More people--the baby boom was coming of age. More people were college enrolled than ever before. Enrollment tripled between 1955-1970. In the USSR 2.5 more students were going to college; in France the enrollment quadrupled. Education brings enlightenment; it requires people to think; people were gaining the power to stand up and express their outrage of the status quo.  Only China didn't progress in education--they were still recovering from the great setback to education from the Cultural Revolution.

The spirit and age of questioning and revolt had begun. 

Monday, April 25, 2016

Revealing Oneself

Oh how lovely was the Ladies' Literary Society Gala!

The venue was an Art Museum--a classic Spanish style mansion filled with artistic treasures. We gathered in an upstairs gallery, its walls lined with paintings, its corners adorned with sculpture.

The music was sublime: a pianist, a cellist, a violinist.

The women were lovely! Marcia in her sea green dress, Lisa in cowboy boots, Nicole focused and organized, Tresa with her camera, Brandi with her grandma, Kay with her elegant demeanor, and Cathi--the purveyor of beautifully presented food.

And the speakers! Our first guest, Dr. Bennet, an expert in manuscripts, admonished his audience to go to primary documents when looking for truth. He talked about forgeries, records, the collecting and preservation of original sources. He shared personal experiences from his many years of devotion to truth.

Our Imaginative Leap: Making Connections through Literature and Conversations, theme was enhanced by a panel of people chosen to teach us what it is like to walk in their shoes. Mr. and Mrs. Bond taught us what it was like to live in a partial and non-hearing world. Diego shared his story of an Ecuadorian man coming to work in the United States and having to adjust to a different culture. Maysa spoke of her life as a minority in America, a Muslim woman.

It was my role to introduce our panel of guests. My introduction: "In the early 90s Tony and I were waiting for a cab. The head valet dressed to clearly show his position, whistled for the cab. We could see the expected cab but his trunk was open and he was conversing with other cab drivers. There was a short delay before he rushed to the driver seat and pulled up next to us. The valet verbally attacked the man for his delay; it was forceful and over the top. Tony and I were uncomfortable watching the valet berate a grown man who appeared to be guilty of such  a minor infraction. When we got in the back of the cab, the discomfort continued. The man was visibly shaken and then he opened up.

'He doesn’t know who I am,' were his first words.

'I am a doctor who escaped Afghanistan because I would have been killed.'

Those words have stayed with me for more almost two decades.

In the spirit of human connection, our guests will share their stories to help us see and know who they really are."

After their incredible presentations, I had the privilege of closing the gala with my conversation with Syrian refugees in Athens. It was a tender experience (posted in January).

Probably the greatest lesson I learned was from the three most important people sitting in the audience. My children.

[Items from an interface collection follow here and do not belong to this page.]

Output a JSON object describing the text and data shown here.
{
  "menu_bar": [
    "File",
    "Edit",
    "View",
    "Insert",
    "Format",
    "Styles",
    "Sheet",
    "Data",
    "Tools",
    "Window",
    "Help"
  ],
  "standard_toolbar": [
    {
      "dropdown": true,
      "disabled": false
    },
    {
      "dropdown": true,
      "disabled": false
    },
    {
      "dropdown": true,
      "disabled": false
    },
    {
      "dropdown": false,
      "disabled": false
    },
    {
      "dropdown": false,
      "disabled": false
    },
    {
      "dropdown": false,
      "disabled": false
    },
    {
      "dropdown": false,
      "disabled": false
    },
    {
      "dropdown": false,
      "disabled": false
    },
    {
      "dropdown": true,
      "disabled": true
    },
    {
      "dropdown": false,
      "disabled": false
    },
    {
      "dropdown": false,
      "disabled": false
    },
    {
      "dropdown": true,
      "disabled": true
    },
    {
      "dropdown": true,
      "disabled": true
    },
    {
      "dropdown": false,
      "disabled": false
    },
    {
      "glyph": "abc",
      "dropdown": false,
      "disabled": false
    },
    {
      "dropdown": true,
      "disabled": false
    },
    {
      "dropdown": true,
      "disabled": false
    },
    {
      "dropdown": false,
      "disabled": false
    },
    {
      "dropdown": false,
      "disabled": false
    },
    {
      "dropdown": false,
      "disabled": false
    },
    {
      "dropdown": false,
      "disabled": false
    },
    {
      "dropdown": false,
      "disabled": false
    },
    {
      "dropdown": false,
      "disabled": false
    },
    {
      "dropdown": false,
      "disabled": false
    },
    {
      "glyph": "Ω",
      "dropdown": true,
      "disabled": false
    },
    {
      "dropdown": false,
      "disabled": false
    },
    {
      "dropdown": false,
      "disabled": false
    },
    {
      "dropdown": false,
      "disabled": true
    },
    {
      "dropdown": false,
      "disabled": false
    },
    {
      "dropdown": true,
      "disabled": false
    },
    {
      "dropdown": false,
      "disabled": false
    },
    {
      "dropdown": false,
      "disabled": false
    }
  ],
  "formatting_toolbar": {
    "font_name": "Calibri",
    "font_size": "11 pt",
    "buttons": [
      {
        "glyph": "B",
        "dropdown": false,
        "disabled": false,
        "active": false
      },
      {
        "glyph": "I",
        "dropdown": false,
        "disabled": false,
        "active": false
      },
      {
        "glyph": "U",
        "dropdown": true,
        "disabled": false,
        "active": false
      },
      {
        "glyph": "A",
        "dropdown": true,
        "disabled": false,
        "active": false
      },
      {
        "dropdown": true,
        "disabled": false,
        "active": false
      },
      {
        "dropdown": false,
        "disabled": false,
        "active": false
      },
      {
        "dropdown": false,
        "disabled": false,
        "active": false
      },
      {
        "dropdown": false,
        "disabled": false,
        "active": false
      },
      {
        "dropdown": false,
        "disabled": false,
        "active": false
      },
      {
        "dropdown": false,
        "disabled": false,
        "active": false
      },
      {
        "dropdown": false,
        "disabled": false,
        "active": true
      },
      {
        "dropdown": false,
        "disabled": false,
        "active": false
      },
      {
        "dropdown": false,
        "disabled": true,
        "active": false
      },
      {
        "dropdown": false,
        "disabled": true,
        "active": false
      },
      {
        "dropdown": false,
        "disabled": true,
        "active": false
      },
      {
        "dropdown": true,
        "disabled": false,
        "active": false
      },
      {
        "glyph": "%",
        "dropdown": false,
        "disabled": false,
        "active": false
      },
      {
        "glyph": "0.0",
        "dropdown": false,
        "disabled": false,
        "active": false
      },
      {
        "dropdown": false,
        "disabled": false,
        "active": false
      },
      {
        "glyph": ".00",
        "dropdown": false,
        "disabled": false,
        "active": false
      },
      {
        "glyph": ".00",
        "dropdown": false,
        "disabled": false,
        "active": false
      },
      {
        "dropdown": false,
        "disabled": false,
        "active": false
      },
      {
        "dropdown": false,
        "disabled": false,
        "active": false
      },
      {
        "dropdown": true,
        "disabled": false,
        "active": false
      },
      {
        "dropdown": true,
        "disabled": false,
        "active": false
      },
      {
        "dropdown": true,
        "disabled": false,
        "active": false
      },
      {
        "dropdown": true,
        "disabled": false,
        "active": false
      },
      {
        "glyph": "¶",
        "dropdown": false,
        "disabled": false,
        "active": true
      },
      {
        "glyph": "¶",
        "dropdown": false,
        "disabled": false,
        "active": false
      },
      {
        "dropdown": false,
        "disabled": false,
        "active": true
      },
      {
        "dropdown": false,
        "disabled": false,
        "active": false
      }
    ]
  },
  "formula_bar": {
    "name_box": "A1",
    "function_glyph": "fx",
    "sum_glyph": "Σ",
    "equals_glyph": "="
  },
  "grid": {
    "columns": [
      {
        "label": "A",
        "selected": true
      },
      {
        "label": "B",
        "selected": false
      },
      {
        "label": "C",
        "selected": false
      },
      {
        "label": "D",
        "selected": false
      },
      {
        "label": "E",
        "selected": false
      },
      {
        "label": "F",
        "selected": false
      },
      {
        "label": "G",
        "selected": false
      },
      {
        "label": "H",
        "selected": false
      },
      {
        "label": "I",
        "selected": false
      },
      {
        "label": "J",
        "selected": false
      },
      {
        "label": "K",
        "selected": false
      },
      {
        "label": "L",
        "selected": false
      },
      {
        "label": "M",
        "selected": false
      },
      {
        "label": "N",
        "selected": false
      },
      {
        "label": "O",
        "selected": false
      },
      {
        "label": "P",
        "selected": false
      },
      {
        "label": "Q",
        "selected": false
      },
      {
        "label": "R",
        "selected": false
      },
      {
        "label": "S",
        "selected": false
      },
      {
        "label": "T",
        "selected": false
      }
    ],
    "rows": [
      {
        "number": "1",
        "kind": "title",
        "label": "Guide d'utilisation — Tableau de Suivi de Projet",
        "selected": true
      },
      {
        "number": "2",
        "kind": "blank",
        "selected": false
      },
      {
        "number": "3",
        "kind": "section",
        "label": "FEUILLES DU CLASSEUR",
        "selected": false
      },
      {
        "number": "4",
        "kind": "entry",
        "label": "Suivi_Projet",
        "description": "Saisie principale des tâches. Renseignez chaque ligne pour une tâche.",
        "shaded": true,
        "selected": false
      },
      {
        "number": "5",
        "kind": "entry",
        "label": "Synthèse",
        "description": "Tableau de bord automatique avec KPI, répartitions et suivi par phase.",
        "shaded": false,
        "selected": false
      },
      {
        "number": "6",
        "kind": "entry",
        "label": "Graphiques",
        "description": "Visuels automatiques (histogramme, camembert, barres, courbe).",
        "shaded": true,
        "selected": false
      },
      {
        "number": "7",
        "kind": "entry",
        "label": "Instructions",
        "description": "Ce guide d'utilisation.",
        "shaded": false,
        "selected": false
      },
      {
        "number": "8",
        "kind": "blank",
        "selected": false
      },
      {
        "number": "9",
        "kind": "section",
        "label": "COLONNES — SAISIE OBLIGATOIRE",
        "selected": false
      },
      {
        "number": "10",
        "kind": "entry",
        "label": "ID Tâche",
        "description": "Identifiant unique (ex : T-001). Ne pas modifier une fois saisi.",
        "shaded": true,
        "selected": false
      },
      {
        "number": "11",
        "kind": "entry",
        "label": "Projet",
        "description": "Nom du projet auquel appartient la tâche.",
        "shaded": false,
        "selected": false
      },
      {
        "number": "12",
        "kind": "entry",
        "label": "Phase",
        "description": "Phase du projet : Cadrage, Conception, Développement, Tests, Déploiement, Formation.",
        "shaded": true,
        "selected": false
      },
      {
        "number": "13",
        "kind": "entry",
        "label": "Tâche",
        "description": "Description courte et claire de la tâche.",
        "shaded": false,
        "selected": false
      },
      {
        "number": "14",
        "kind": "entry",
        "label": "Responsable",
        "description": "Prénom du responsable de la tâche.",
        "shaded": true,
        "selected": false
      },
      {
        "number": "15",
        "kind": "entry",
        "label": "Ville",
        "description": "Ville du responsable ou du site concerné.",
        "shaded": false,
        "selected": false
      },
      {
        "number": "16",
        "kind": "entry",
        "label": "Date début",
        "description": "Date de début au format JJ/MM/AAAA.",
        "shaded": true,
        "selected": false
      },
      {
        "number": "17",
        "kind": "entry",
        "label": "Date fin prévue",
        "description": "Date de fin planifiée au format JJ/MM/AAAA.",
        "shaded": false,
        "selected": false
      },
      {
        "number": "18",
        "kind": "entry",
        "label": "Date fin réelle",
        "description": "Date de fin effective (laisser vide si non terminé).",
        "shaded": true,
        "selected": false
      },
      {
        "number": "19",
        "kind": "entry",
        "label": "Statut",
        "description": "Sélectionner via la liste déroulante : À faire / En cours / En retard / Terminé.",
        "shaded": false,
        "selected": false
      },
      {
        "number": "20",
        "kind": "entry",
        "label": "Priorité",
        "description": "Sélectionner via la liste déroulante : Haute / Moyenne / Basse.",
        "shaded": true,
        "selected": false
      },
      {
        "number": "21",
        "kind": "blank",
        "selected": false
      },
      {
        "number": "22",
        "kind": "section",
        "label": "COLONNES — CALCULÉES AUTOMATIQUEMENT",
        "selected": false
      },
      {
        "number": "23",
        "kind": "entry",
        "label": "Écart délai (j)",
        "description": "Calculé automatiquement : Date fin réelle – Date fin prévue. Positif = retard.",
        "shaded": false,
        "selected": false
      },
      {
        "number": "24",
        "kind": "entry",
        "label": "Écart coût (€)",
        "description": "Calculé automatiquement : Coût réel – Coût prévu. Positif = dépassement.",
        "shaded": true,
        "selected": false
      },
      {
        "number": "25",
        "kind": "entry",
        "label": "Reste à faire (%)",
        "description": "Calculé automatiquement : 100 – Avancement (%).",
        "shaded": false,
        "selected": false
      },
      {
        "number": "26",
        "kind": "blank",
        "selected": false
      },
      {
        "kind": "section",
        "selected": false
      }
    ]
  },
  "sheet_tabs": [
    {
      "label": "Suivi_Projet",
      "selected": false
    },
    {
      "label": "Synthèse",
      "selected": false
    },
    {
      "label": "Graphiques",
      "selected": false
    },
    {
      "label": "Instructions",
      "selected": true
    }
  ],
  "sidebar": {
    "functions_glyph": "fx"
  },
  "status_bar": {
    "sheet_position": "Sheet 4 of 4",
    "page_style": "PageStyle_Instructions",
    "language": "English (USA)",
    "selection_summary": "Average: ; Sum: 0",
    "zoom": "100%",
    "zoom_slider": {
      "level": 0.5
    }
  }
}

Normally I wouldn't have invited them. If I am speaking, even dancing (just twice), I keep it to myself.  I don't want the focus to be on me. Yet, after their attendance at the gala, I saw a different side to my position--it now seems selfish. Why shouldn't they have the chance to learn about me, to see a different side of their perceived MomIt hit me that I won't be alive forever; I need to give in a different way than I am used to giving.

Generosity isn't all about material things; it's about experience and the revealing of oneself.